The Lie of the Land
Equivocations, deceptions, fibs, and other forms of not telling the truth.
"I have a very clear memory of the meeting," declares one central figure (Bill Clinton) in Washington's ongoing sexual and legal battles, "and I told the truth."
"I proceeded to explain to [Newsweek's Michael Isikoff]," says another figure (onetime Kathleen Willey friend Julie Hiatt Steele), "that Ms. Willey had asked me to lie to support her version of the event, and that I had, in fact, done so."
"There are people who talk a lot," observes a third participant (Monica Lewinsky's lawyer William H. Ginsburg), "and as part of that scenario, peccadilloes, they may tell fibs, lies, exaggerations, oversell."
USA Today, summing up the experience of the past two months, asked in a headline, "Who can claim truth or objectivity anymore?"
Ah, that old question. "What is truth?" demanded Pontius Pilate (John 18:38) during his interrogation of Jesus.
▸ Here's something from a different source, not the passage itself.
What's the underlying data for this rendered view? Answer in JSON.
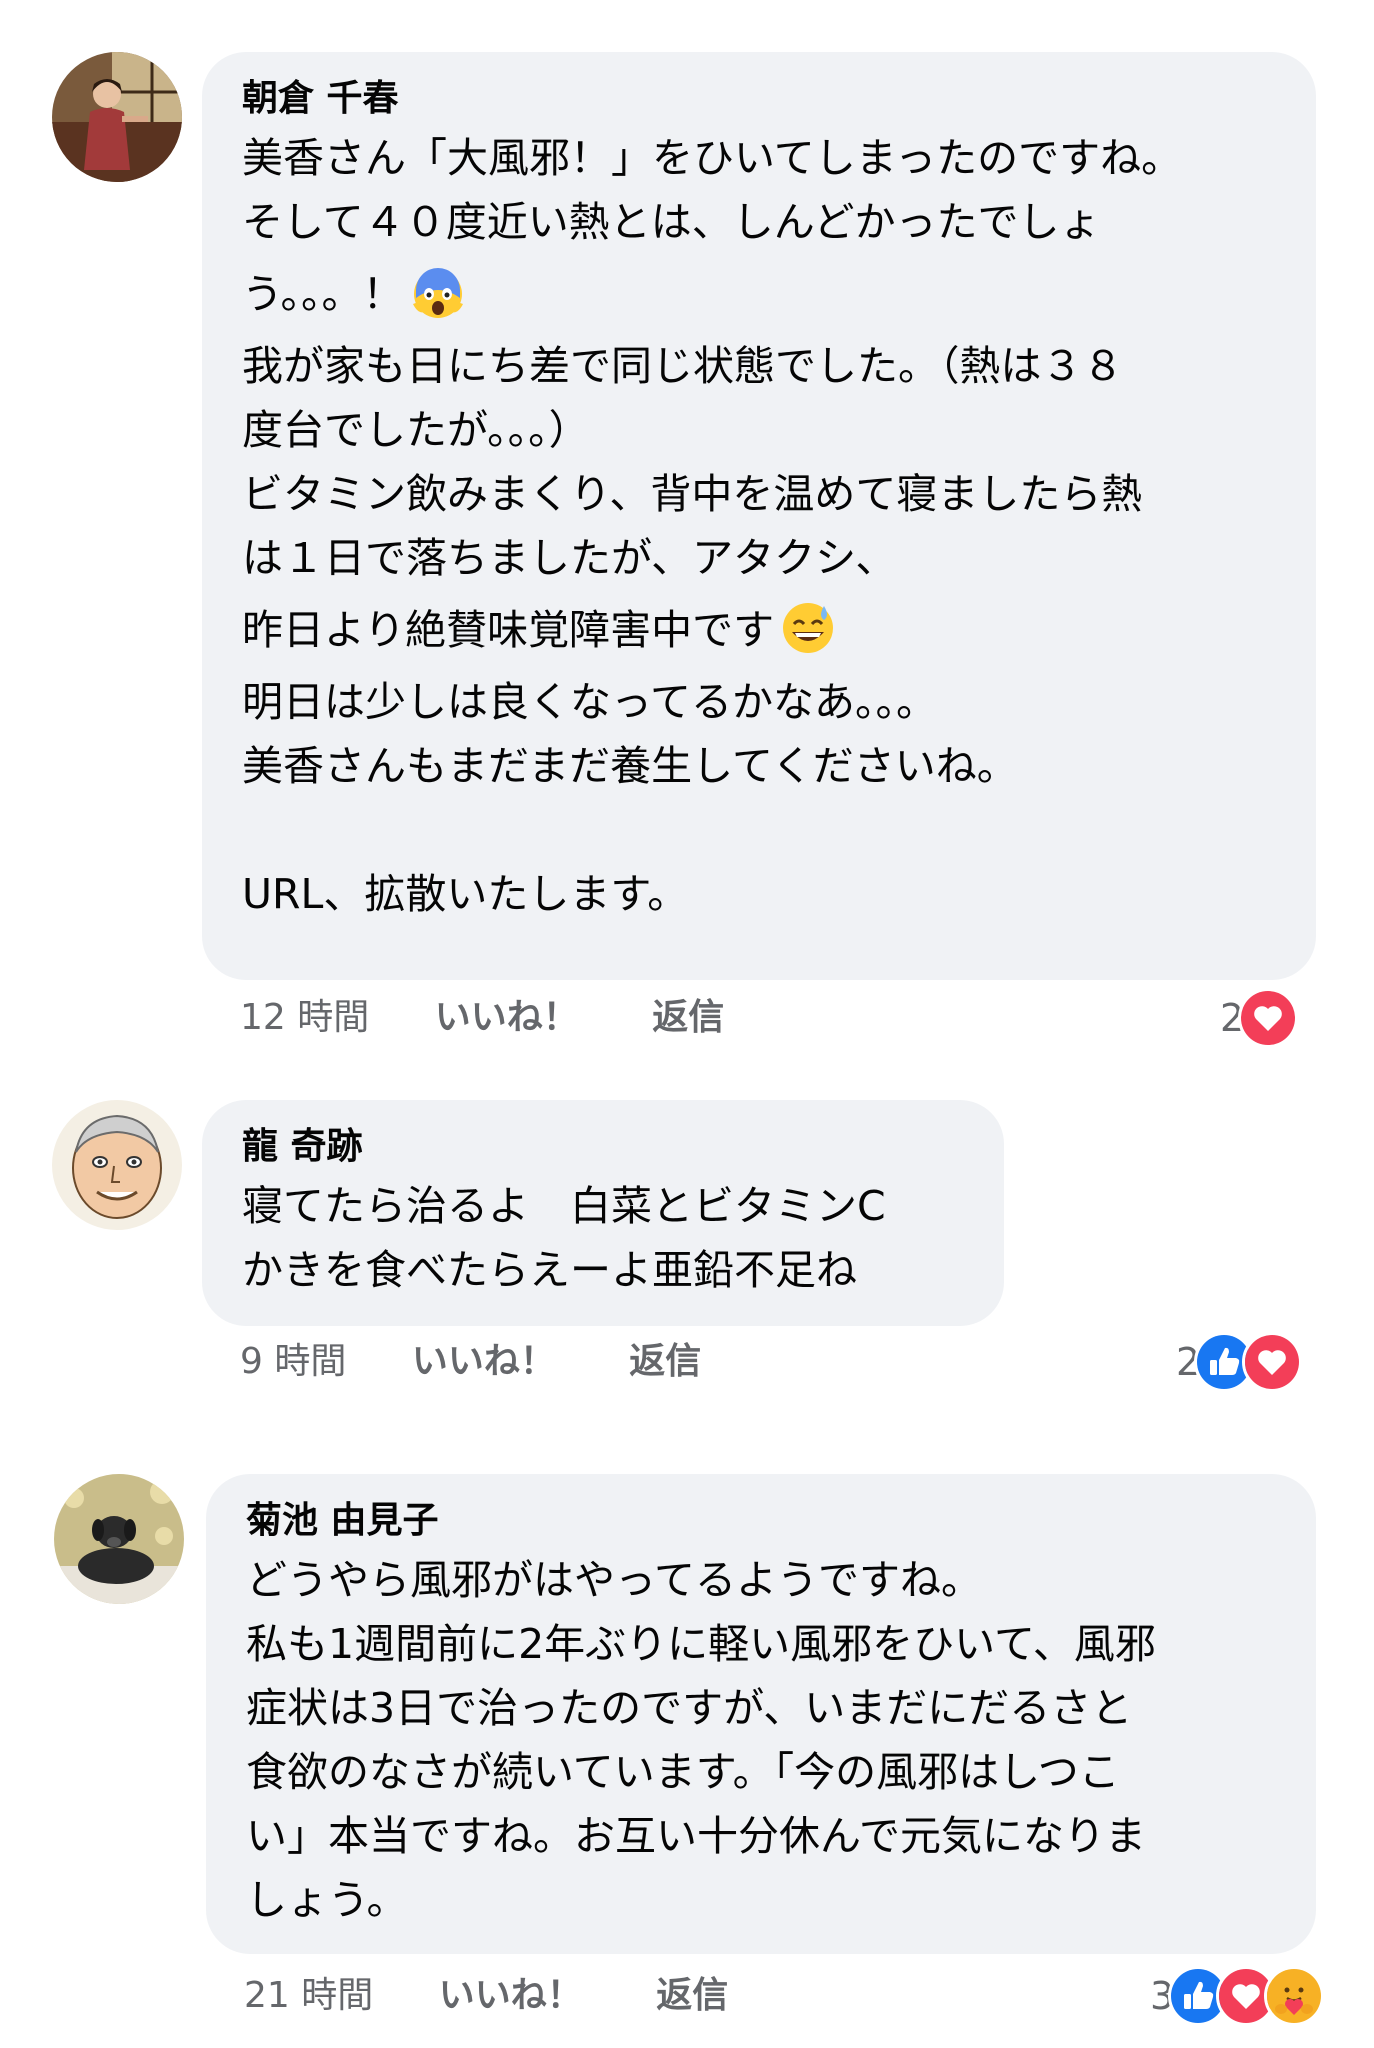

He received no reply. Perhaps because it is less accessible, or at least less prevalent, the act of truth telling has garnered far less attention in popular speech than the act of lying. In Roget's Thesaurus, words associated with falsity outnumber those associated with veracity by about 5-to-1. Synonyms for truth telling are formal and dull: candor, honesty, veridity. Those for conveying falsehoods are colorful and ebullient: equivocation, mythomania, casuistry, quackery, buncombe, cajolery, duplicity, perjury, bamboozlement, pettifoggery, sugarcoating, a crock, a con job, twaddle.
The gravitational pull of falsity is so powerful that even words and phrases that start out as truth reinforcers tend, over time, to acquire the opposite connotation. Who is not immediately put on guard when confronted with statements introduced by "Frankly ...," "To be perfectly honest ...," or "The fact of the matter is ..."? When Ginsburg described certain testimony as being "totally reliable," the words were served up in press accounts (as, unavoidably, they also are here) within an isolated setting of quotation marks, which function as a stage wink. The ostensible truth multiplier 1,000 percent (from George McGovern's 1972 avowal of support for his running mate, Thomas F. Eagleton, whom he claimed to support "1,000 percent" and then summarily dropped from the ticket) is now an ironic synonym for "don't bet on it" or even "not on your life."
I n much the same way, categorical denials have suffered an irreversible erosion of face value, owing to their routine issuance by bombastic politicians, aggrieved miscreants, and representatives of liberation armies and international terrorists. (Categorical denial, with its serration of easy consonants and regularly spaced vowels, seems to be within pronunciation range of all non-English speakers.) Once intended to endow a denial with the qualities of pervasiveness and totality, the adjective categorical ("absolute," "unqualified," "explicit") now raises doubts and eyebrows. The British poet and screenwriter James Lasdun's recent protestation--"I categorically deny being a neo-formalist"--plants the suspicion that his sympathies are, indeed, neoformalist. Responding to rumors that Disney was planning to add new sequences to the classic animated film Snow White, a spokesman for the company declared, "I categorically deny that we would ever touch Snow White."
Still, the idea of "category" as it applies to lies is worth exploring--and leads into the realm of theology. Say what one will about Catholic theology, it offers a cosmological taxonomy in which all things have an appointed place and a well-thought-out definition, rendered with lapidary minimalism. Truth, for instance, is helpfully defined in The Catholic Encyclopedia as the "accordance or conformity between what is asserted and what is," or "the conformity of intellection with being." Falsity, in turn, is the "deformity of intellection and being."
In the weeks ahead it will be important to maintain clear theological distinctions (per the Encyclopedia) among various kinds of lies. There is the mendacium jocosum--the "lie told in jest." A second type of lie is the mendacium officiosum, or "officious lie," whose purpose is to achieve some useful end or to prevent some distinct harm. (Examples might include a doctor misleading a terminally ill patient or a prisoner lying to enemy interrogators.) A third type of lie is the mendacium perniciosum, or "pernicious lie," a lie that is intended to do harm.
A fourth type of lie might be called the mendacium universalis, the "universal or endemic lie." This is the type of lie--if it is, indeed, a lie--that we seem to be encountering most frequently these days. If a lie, by definition, becomes a lie only in the context of communication (speech, writing, gesture), and if a lie is immoral because it destroys the fundamental trust that makes communication possible--if all this is so, can a lie be told in a context where communication is understood to have no objective value to begin with? I give the floor back to the theologians:
Cullen Murphy is managing editor of the Atlantic Monthly and also writes the comic strip Prince Valiant.